Not satisfied? Fine, then let us ask the philosophers for a definition of art. Kant described art as “a kind of representation that is purposive in itself and, though without an end, nevertheless promotes the cultivation of the mental powers for sociable communication.” (Kant, Critique of Judgment, Guyer translation, section 44) Painting, it should be noted, fulfills only one small part of this definition: it is representative. However, it is unable to cultivate mental powers, because it is simply unable to offer an in-depth assessment of our world. This is no fault of the painters, of course, it is simply that they are limited to 2 dimensions. Painting is, like the denizens of Abbott’s Flatland, unknowingly trapped. It can not approach or reject the viewer. Movies, dances, video games, films, songs, novels and poems all have the 4th dimension, time, to move in.
Simply put, painting is incapable of satire. It can not have a discussion with the observer, and thereby affect his or her method for communicating with the wider world. Where in painting is there anything approaching the finely honed satirical worldviews of Grass’s The Tin Drum, of Rockstar Games’ Grand Theft Auto 3, or of Costello’s Oliver’s Army? These works of art bring our own limitations as humans directly to the fore. Painting can not effectively convey the difficulties of living as homo sapiens; it can only capture finite areas of space and detail them more or less without comment.
Consider Jarrell’s The Death of the Ball Turret Gunner, or Marker’s La Jetée, or Bashiri’s You Have to Burn the Rope. Each of these are minuscule and fleeting, yet these works of art can profoundly modify the observer’s worldview. Is a painting capable of such feats? No. A painting is never more than the feeble opening enjoinder to a discussion. A painting says “Hello, I have something to say,” but lacks the dimensions to say it. Beginning with our prehistoric forebears, smudging colored pigment on walls of rock, painters have had 32 millennia to show us the moral ambiguity and consequences shown in Twain’s Huck Finn, Team Ico’s Shadow of the Colossus, Kesey’s One Flew Over the Cuckoo’s Nest, Shakespeare’s Macbeth, and BioWare’s Mass Effect and Mass Effect 2. Yet no painting has even come close.
I have nothing against painting. Paintings are pleasant enough to look at. I have several scattered around my apartment. But painting is clearly not art, and it does not need to be. If painters want to continue painting, people will continue purchasing paintings to hang above their beds or entertainment centers.

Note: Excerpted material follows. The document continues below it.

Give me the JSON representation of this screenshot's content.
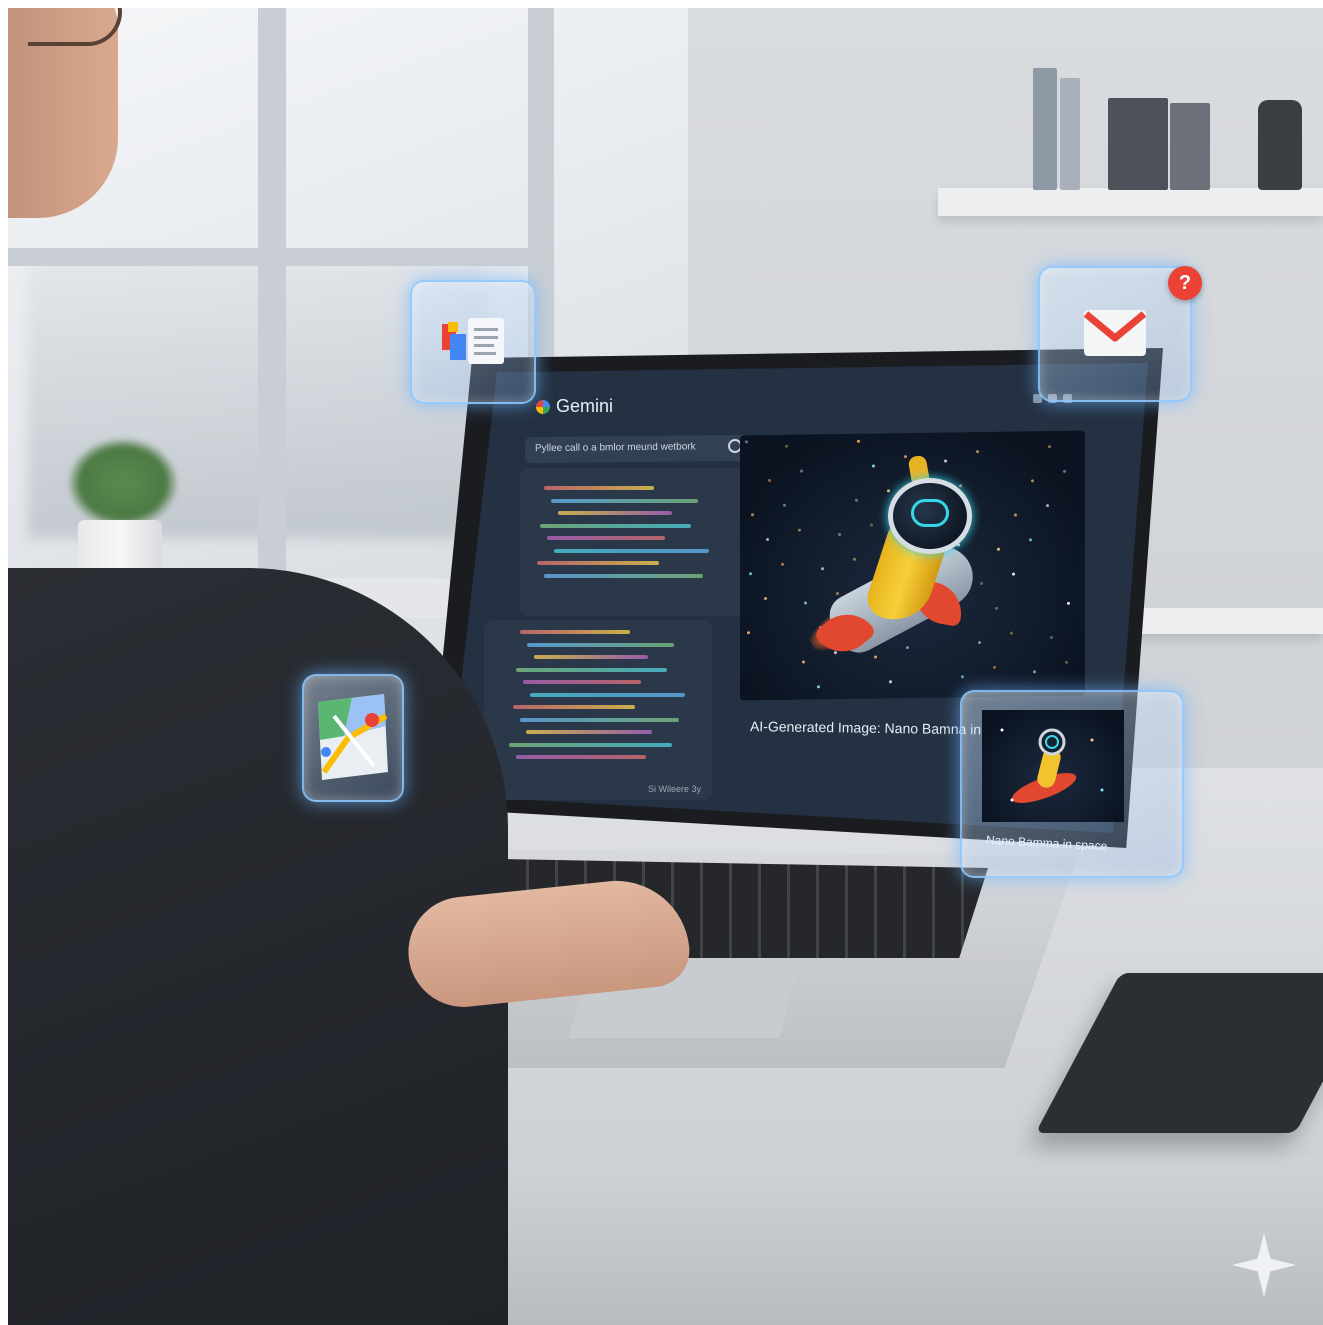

It is not a transaction that needs the label “art” to continue, any more than a doughnut maker demands that we acknowledge his greasy confections as art. A painting, like a doughnut, is made to be consumed and forgotten.